─── Input ───

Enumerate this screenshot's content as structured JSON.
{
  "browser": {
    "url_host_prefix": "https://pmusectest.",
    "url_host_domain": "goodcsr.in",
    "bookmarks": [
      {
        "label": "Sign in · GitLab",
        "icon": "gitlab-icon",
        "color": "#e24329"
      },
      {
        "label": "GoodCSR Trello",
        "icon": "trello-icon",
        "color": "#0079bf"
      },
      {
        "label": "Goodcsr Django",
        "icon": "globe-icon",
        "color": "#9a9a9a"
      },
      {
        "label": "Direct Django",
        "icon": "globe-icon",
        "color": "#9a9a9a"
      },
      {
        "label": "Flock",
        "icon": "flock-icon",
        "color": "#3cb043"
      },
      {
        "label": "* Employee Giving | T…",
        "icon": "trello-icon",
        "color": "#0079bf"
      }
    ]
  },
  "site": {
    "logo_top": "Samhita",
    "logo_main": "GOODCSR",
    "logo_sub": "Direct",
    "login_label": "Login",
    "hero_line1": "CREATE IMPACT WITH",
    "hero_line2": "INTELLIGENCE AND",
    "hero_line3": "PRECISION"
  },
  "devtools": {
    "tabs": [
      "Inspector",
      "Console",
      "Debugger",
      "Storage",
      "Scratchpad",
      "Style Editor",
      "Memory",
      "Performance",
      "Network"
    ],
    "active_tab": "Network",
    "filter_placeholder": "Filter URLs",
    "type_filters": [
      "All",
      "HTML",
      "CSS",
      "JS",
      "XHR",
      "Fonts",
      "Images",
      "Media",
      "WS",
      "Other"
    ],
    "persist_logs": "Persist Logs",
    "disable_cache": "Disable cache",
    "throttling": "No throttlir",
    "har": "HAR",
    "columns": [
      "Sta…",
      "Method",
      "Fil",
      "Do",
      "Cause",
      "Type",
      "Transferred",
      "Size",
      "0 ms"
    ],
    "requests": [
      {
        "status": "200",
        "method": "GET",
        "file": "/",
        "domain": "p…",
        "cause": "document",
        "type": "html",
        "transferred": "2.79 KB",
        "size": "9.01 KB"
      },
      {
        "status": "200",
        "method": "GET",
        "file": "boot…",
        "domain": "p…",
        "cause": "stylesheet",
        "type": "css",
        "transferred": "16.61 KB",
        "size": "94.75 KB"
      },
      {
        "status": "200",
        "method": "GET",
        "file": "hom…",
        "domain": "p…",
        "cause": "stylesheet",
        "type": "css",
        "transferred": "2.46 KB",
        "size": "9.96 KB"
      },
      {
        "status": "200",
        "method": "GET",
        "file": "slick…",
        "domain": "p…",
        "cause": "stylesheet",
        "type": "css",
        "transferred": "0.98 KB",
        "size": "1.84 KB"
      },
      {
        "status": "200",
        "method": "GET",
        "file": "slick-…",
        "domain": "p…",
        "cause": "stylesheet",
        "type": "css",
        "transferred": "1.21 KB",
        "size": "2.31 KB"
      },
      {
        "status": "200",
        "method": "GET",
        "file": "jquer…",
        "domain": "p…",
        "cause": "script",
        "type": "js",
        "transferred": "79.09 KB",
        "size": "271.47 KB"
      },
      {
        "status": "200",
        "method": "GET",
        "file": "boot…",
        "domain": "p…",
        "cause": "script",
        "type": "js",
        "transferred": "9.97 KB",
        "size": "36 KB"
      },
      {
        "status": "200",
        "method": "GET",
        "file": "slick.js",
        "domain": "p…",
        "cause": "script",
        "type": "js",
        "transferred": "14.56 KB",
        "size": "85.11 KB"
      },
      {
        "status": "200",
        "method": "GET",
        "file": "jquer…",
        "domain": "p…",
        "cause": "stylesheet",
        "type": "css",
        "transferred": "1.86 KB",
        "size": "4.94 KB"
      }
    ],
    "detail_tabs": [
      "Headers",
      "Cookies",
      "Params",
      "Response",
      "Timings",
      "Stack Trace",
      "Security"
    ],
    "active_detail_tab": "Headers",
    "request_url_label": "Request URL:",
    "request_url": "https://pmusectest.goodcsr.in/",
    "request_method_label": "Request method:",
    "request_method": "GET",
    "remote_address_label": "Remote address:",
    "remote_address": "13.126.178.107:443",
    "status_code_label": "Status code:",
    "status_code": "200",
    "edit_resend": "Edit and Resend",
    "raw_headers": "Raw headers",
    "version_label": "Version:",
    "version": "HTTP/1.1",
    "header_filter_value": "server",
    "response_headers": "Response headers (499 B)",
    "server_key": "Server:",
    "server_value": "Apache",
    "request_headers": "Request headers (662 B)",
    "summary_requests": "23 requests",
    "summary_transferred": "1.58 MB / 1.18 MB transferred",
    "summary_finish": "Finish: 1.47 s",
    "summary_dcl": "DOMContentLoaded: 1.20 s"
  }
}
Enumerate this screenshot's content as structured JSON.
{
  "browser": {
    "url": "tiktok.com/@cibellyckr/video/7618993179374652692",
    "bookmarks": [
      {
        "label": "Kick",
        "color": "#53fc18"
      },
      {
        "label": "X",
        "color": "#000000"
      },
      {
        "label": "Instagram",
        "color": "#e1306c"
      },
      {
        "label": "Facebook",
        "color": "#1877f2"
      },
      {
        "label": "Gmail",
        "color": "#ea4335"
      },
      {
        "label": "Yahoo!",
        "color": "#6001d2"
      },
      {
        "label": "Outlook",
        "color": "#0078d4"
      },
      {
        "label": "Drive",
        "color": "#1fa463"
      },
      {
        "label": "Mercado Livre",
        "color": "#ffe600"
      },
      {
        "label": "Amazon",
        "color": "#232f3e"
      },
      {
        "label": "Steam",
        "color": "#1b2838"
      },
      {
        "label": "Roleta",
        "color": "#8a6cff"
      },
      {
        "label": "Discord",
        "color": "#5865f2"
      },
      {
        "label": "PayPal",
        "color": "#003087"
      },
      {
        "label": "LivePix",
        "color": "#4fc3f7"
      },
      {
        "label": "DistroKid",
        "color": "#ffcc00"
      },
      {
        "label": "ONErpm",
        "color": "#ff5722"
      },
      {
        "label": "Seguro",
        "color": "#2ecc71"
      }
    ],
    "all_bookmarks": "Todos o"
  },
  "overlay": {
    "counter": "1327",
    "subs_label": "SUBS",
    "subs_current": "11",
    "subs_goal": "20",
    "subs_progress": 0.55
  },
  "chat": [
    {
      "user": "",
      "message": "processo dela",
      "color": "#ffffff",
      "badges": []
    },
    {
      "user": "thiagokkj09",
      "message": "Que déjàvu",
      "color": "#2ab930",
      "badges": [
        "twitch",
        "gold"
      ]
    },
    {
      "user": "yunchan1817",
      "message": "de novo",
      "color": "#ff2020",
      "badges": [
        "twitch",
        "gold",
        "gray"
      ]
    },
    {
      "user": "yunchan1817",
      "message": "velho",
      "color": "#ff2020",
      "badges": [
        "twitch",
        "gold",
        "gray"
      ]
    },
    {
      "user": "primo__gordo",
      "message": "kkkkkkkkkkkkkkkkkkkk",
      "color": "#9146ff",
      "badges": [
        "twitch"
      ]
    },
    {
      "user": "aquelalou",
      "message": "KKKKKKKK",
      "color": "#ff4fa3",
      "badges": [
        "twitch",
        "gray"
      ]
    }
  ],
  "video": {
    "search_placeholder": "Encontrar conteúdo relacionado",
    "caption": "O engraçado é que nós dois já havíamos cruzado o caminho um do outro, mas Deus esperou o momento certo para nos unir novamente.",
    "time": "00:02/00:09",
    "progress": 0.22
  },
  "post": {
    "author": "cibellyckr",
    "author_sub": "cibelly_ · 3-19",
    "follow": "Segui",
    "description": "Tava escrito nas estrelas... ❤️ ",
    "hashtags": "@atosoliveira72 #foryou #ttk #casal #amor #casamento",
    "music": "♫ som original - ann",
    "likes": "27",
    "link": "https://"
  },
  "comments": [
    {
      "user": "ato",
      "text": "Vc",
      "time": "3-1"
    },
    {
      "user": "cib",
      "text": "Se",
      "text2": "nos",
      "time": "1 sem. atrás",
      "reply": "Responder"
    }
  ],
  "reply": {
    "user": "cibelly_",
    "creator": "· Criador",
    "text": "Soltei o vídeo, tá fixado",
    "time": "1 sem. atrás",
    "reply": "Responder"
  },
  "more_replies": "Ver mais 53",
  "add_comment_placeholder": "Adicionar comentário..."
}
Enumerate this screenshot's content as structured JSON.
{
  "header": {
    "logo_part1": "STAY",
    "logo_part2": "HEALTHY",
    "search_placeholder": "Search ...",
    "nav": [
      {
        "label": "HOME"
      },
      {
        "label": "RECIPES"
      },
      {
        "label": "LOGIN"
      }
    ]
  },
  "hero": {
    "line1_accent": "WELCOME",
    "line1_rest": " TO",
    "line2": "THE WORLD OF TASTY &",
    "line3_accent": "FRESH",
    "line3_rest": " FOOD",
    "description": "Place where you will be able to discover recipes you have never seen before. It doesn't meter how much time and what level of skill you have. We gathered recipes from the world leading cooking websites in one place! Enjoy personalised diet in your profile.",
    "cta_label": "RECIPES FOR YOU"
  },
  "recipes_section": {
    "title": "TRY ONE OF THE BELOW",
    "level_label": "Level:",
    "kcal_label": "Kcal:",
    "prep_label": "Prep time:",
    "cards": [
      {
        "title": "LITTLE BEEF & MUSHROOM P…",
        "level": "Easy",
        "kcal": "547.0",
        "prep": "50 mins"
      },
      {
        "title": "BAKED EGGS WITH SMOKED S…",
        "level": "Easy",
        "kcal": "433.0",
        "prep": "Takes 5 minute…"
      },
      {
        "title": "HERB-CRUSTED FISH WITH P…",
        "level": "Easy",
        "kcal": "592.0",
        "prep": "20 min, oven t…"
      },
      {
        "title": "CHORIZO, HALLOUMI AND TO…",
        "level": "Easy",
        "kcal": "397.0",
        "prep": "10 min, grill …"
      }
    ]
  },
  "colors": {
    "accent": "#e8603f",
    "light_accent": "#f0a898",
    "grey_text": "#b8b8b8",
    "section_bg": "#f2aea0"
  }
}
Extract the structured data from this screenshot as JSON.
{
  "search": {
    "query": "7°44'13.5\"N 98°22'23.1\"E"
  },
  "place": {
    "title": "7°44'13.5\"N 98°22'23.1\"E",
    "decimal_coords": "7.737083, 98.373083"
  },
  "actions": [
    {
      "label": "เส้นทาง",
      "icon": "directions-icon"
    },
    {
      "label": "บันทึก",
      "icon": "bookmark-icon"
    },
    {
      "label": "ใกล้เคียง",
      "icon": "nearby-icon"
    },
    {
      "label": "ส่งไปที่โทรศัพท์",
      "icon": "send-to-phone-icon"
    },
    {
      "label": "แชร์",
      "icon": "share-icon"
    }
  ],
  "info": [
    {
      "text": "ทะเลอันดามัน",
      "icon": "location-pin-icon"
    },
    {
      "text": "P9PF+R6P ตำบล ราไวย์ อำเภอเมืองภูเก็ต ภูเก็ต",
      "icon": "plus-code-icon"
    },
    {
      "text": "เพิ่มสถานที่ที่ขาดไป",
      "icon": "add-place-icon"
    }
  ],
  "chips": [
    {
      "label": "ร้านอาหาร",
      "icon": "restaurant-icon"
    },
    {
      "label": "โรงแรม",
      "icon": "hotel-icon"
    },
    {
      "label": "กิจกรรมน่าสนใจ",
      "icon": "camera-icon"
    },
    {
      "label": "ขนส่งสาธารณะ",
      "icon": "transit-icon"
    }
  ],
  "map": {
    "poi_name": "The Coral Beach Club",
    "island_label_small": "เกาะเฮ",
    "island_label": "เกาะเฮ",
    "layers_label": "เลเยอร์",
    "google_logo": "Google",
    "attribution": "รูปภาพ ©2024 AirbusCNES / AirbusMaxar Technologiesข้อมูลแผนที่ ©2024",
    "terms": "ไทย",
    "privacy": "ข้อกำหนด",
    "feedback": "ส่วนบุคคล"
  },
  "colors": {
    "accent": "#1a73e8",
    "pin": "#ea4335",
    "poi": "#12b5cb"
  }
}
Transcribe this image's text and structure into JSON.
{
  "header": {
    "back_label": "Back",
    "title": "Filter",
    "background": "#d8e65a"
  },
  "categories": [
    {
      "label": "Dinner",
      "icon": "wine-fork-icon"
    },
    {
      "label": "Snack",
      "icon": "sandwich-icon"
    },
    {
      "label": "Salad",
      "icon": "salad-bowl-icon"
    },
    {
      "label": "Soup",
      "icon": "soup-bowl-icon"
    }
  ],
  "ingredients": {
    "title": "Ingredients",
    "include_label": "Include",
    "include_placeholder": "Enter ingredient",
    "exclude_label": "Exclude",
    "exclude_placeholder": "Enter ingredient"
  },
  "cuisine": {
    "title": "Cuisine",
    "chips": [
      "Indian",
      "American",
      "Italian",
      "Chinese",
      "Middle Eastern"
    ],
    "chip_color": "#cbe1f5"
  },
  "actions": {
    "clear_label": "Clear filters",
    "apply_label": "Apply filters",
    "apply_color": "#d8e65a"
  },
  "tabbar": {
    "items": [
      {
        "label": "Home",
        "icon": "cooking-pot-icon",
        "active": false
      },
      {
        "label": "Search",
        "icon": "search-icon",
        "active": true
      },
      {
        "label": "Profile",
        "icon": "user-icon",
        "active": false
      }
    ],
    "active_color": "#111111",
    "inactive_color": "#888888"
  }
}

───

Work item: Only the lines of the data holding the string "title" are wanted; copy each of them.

Your solution:
    "title": "TRY ONE OF THE BELOW",
        "title": "LITTLE BEEF & MUSHROOM P…",
        "title": "BAKED EGGS WITH SMOKED S…",
        "title": "HERB-CRUSTED FISH WITH P…",
        "title": "CHORIZO, HALLOUMI AND TO…",
    "title": "7°44'13.5\"N 98°22'23.1\"E",
    "title": "Filter",
    "title": "Ingredients",
    "title": "Cuisine",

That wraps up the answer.